──────── Listed entries
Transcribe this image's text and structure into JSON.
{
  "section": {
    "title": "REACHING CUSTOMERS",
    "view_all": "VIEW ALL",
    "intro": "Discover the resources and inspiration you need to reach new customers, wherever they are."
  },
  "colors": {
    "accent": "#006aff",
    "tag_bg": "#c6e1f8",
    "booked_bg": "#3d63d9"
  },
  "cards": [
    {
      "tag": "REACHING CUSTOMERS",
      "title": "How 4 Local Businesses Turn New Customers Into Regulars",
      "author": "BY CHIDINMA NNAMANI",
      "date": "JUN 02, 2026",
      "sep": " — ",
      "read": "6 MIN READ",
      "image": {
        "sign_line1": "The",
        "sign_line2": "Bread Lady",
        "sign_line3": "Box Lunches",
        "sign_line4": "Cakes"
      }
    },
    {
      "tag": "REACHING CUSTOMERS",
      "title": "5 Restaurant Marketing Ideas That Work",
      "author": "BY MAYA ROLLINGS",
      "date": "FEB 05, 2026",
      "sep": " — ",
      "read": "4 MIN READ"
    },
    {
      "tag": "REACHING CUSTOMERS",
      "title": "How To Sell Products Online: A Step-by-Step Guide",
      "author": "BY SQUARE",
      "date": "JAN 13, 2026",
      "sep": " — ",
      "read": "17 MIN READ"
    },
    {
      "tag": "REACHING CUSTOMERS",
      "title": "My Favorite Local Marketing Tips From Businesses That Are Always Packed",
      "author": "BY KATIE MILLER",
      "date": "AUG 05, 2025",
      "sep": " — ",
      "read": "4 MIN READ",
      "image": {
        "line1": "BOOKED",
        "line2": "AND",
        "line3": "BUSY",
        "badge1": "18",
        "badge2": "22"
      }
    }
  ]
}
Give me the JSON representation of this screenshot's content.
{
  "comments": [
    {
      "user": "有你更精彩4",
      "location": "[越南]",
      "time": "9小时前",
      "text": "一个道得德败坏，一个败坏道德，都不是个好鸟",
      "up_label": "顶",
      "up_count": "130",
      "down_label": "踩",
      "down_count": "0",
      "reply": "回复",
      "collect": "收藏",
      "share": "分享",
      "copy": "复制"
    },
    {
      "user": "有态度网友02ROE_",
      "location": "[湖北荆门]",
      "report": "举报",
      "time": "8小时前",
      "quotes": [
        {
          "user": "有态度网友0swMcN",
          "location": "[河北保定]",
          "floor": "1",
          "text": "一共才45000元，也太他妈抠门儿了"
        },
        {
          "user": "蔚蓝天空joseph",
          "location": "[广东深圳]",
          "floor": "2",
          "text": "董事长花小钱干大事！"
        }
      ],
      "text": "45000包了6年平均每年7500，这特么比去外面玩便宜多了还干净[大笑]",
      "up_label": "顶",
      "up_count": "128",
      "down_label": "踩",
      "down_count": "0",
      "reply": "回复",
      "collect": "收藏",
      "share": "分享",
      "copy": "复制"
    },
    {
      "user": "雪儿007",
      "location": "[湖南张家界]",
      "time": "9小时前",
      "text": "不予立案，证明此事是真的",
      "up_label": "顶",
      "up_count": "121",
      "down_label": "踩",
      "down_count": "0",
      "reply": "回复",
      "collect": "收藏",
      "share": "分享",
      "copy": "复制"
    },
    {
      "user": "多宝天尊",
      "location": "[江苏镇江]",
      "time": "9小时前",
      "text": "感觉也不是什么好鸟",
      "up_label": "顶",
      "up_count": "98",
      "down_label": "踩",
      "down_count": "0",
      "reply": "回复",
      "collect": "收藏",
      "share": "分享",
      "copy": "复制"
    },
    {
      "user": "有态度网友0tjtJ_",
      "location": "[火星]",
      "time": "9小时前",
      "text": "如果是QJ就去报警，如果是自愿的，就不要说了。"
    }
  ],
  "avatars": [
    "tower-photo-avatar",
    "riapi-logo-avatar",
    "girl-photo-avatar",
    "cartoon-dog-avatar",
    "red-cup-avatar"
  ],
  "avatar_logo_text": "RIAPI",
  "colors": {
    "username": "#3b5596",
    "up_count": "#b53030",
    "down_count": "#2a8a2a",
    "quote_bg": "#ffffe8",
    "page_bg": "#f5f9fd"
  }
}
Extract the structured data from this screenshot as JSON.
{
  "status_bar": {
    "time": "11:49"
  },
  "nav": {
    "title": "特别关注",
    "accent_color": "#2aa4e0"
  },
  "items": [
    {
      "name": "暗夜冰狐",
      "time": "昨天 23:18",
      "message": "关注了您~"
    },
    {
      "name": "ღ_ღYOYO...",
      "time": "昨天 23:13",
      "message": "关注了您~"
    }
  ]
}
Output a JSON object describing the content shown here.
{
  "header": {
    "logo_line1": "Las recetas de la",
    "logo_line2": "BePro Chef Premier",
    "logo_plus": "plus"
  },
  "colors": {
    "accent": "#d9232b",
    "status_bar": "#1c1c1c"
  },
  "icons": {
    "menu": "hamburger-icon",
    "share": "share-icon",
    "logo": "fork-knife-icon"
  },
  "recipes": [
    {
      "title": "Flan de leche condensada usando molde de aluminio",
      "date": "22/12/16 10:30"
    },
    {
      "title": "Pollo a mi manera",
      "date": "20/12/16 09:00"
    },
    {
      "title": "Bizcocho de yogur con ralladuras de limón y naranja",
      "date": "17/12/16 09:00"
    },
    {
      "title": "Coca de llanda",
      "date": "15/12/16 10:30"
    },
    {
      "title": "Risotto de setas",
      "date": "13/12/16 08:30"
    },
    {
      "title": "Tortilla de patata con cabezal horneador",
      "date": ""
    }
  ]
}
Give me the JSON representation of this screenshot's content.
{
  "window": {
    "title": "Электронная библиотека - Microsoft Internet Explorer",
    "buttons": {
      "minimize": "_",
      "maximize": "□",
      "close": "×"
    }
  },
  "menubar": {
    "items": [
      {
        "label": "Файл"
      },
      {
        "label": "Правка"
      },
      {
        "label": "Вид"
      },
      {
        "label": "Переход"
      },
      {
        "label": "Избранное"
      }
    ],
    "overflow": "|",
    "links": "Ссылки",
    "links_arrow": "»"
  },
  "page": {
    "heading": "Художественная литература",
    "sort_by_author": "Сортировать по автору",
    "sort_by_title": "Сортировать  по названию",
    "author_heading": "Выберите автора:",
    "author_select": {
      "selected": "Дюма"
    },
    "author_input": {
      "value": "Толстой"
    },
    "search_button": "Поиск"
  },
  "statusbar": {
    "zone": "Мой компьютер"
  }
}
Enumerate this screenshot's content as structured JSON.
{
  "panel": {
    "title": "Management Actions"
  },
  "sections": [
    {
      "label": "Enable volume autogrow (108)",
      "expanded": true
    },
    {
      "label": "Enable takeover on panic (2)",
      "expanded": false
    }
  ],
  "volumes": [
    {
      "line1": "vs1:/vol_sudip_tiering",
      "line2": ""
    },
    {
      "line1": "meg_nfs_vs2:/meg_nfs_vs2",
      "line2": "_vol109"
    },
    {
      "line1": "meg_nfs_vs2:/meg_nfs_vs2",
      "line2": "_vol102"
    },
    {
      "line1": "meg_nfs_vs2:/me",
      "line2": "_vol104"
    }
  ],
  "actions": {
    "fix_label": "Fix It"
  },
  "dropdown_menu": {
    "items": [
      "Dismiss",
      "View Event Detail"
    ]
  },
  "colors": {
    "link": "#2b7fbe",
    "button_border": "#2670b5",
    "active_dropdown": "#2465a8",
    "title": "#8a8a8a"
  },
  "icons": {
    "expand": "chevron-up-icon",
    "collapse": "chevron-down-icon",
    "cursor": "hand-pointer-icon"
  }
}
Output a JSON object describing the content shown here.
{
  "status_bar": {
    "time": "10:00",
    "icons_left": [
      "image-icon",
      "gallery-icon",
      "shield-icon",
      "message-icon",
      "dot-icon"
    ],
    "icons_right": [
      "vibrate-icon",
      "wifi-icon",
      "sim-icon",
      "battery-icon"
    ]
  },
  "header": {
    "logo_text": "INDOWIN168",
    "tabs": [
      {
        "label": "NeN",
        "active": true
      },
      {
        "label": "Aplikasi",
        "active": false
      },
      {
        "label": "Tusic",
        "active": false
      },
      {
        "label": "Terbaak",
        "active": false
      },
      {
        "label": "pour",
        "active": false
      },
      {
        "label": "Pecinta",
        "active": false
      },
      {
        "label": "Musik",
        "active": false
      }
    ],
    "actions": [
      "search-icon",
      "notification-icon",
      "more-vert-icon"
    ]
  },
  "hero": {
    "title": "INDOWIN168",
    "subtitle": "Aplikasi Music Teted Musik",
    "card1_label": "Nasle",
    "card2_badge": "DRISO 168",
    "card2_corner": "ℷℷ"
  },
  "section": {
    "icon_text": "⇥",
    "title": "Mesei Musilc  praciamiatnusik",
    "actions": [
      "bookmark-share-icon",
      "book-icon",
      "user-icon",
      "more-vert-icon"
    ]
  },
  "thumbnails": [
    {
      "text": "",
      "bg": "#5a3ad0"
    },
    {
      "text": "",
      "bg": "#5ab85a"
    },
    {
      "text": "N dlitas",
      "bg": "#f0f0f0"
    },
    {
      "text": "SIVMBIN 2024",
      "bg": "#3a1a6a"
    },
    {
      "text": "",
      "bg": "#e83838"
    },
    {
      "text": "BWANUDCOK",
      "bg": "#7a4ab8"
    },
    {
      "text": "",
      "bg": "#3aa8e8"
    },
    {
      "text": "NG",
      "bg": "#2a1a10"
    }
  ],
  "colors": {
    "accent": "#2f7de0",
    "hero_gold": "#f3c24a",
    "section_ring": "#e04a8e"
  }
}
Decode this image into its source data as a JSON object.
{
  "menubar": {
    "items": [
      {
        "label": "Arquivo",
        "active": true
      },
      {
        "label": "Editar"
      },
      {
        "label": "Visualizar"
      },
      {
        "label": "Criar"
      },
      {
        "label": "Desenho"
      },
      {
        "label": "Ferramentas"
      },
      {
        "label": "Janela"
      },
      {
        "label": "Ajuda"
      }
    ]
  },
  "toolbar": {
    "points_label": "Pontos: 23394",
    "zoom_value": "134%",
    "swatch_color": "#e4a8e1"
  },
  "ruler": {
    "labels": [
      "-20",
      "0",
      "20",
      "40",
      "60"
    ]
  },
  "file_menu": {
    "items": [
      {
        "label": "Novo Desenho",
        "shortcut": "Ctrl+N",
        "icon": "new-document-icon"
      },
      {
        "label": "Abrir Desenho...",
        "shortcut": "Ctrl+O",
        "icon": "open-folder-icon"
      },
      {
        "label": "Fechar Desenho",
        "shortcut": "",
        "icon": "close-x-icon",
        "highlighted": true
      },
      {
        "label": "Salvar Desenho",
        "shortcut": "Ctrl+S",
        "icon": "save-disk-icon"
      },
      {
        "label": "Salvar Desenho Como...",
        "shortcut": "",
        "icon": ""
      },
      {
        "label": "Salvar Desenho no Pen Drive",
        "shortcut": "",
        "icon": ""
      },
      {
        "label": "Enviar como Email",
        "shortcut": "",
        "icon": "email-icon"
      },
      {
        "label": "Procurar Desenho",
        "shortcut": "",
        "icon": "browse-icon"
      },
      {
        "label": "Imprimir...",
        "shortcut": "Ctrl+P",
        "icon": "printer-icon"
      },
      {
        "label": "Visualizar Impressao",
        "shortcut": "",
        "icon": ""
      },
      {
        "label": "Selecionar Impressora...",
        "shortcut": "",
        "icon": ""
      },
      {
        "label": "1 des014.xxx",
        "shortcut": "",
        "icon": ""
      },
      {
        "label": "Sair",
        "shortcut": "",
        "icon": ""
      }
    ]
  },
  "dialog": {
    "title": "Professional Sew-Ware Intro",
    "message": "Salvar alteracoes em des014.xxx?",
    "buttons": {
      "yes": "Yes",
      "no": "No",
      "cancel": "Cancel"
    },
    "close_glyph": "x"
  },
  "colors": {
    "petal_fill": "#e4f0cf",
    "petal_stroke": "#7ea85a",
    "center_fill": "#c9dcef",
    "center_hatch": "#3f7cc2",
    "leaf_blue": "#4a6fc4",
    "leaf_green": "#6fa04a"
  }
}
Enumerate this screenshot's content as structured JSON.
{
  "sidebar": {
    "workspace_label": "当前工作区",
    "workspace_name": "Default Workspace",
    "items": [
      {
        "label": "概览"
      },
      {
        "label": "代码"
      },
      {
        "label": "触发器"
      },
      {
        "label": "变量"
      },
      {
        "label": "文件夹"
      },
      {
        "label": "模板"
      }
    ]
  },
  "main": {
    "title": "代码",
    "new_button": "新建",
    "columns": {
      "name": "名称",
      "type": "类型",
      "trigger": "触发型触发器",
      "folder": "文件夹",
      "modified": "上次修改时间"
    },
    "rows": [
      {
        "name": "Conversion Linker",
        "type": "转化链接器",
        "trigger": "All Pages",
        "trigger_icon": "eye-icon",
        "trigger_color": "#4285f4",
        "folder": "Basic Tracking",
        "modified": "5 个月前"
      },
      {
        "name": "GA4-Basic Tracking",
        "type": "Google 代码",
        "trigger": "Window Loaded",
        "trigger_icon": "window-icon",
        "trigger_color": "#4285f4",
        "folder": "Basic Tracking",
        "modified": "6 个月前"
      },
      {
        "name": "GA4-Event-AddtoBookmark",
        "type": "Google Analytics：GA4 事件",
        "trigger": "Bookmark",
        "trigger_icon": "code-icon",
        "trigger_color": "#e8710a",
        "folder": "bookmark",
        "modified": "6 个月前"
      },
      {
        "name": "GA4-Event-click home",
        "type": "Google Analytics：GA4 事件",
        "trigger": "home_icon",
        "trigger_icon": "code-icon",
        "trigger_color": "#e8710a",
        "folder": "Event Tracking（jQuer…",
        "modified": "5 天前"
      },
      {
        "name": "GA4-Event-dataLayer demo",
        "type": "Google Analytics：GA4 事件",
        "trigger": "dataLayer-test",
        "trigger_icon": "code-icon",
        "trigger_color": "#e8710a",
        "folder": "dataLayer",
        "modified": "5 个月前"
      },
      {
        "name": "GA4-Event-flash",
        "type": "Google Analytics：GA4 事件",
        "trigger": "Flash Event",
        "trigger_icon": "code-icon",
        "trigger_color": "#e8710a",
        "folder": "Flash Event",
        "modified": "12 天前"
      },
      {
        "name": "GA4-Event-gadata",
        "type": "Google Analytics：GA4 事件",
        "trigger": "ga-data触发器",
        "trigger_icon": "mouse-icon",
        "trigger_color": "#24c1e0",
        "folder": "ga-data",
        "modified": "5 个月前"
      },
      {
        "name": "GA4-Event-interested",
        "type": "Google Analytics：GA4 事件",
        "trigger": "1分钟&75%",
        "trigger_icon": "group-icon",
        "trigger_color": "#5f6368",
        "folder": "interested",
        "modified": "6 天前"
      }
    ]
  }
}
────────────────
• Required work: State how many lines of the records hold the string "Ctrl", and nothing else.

• Response to this exercise: 4